● **Your task**
Search for the word "направлении" in the entries. Each line that holds it should be copied.

[Dataset rows for apps and sites]
════════════════

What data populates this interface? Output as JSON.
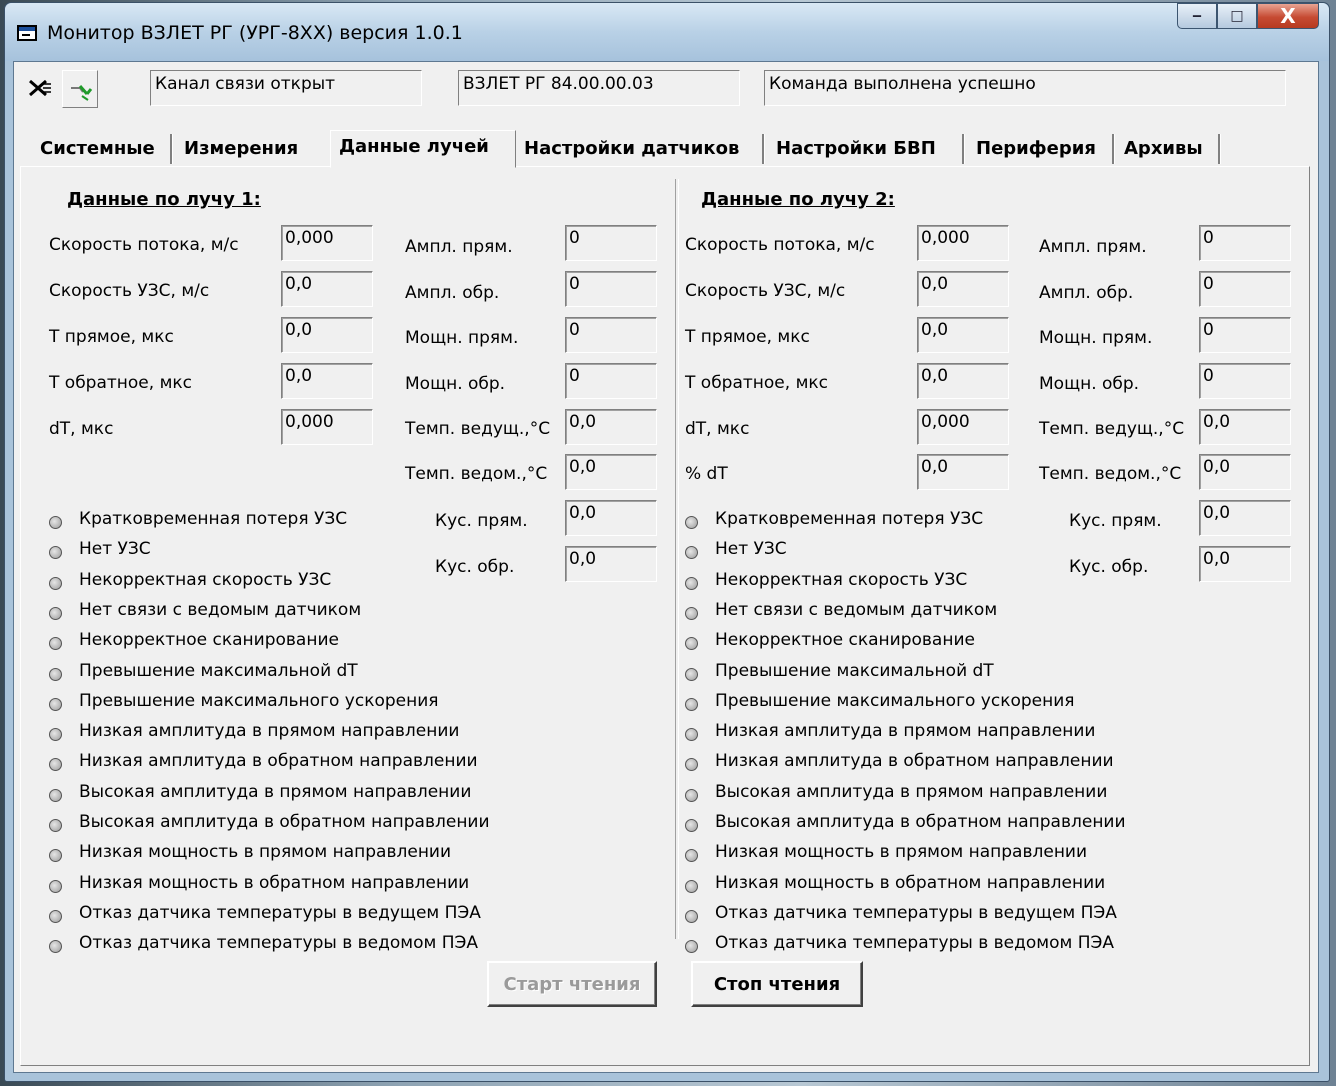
{
  "window": {
    "title": "Монитор ВЗЛЕТ РГ (УРГ-8ХХ) версия 1.0.1",
    "min_label": "‒",
    "max_label": "□",
    "close_label": "X"
  },
  "status": {
    "channel": "Канал связи открыт",
    "device": "ВЗЛЕТ РГ 84.00.00.03",
    "result": "Команда выполнена успешно"
  },
  "tabs": [
    "Системные",
    "Измерения",
    "Данные лучей",
    "Настройки датчиков",
    "Настройки БВП",
    "Периферия",
    "Архивы"
  ],
  "beam1": {
    "heading": "Данные по лучу 1:",
    "left": [
      {
        "label": "Скорость потока, м/с",
        "value": "0,000"
      },
      {
        "label": "Скорость УЗС, м/с",
        "value": "0,0"
      },
      {
        "label": "Т прямое, мкс",
        "value": "0,0"
      },
      {
        "label": "Т обратное, мкс",
        "value": "0,0"
      },
      {
        "label": "dT, мкс",
        "value": "0,000"
      }
    ],
    "right": [
      {
        "label": "Ампл. прям.",
        "value": "0"
      },
      {
        "label": "Ампл. обр.",
        "value": "0"
      },
      {
        "label": "Мощн. прям.",
        "value": "0"
      },
      {
        "label": "Мощн. обр.",
        "value": "0"
      },
      {
        "label": "Темп. ведущ.,°С",
        "value": "0,0"
      },
      {
        "label": "Темп. ведом.,°С",
        "value": "0,0"
      }
    ],
    "kus": [
      {
        "label": "Кус. прям.",
        "value": "0,0"
      },
      {
        "label": "Кус. обр.",
        "value": "0,0"
      }
    ]
  },
  "beam2": {
    "heading": "Данные по лучу 2:",
    "left": [
      {
        "label": "Скорость потока, м/с",
        "value": "0,000"
      },
      {
        "label": "Скорость УЗС, м/с",
        "value": "0,0"
      },
      {
        "label": "Т прямое, мкс",
        "value": "0,0"
      },
      {
        "label": "Т обратное, мкс",
        "value": "0,0"
      },
      {
        "label": "dT, мкс",
        "value": "0,000"
      },
      {
        "label": "% dT",
        "value": "0,0"
      }
    ],
    "right": [
      {
        "label": "Ампл. прям.",
        "value": "0"
      },
      {
        "label": "Ампл. обр.",
        "value": "0"
      },
      {
        "label": "Мощн. прям.",
        "value": "0"
      },
      {
        "label": "Мощн. обр.",
        "value": "0"
      },
      {
        "label": "Темп. ведущ.,°С",
        "value": "0,0"
      },
      {
        "label": "Темп. ведом.,°С",
        "value": "0,0"
      }
    ],
    "kus": [
      {
        "label": "Кус. прям.",
        "value": "0,0"
      },
      {
        "label": "Кус. обр.",
        "value": "0,0"
      }
    ]
  },
  "flags": [
    "Кратковременная потеря УЗС",
    "Нет УЗС",
    "Некорректная скорость УЗС",
    "Нет связи с ведомым датчиком",
    "Некорректное сканирование",
    "Превышение максимальной dT",
    "Превышение максимального ускорения",
    "Низкая амплитуда в прямом направлении",
    "Низкая амплитуда в обратном направлении",
    "Высокая амплитуда в прямом направлении",
    "Высокая амплитуда в обратном направлении",
    "Низкая мощность в прямом направлении",
    "Низкая мощность в обратном направлении",
    "Отказ датчика температуры в ведущем ПЭА",
    "Отказ датчика температуры в ведомом ПЭА"
  ],
  "buttons": {
    "start": "Старт чтения",
    "stop": "Стоп чтения"
  }
}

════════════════

● **Solution for this task**
    "Низкая амплитуда в прямом направлении",
    "Низкая амплитуда в обратном направлении",
    "Высокая амплитуда в прямом направлении",
    "Высокая амплитуда в обратном направлении",
    "Низкая мощность в прямом направлении",
    "Низкая мощность в обратном направлении",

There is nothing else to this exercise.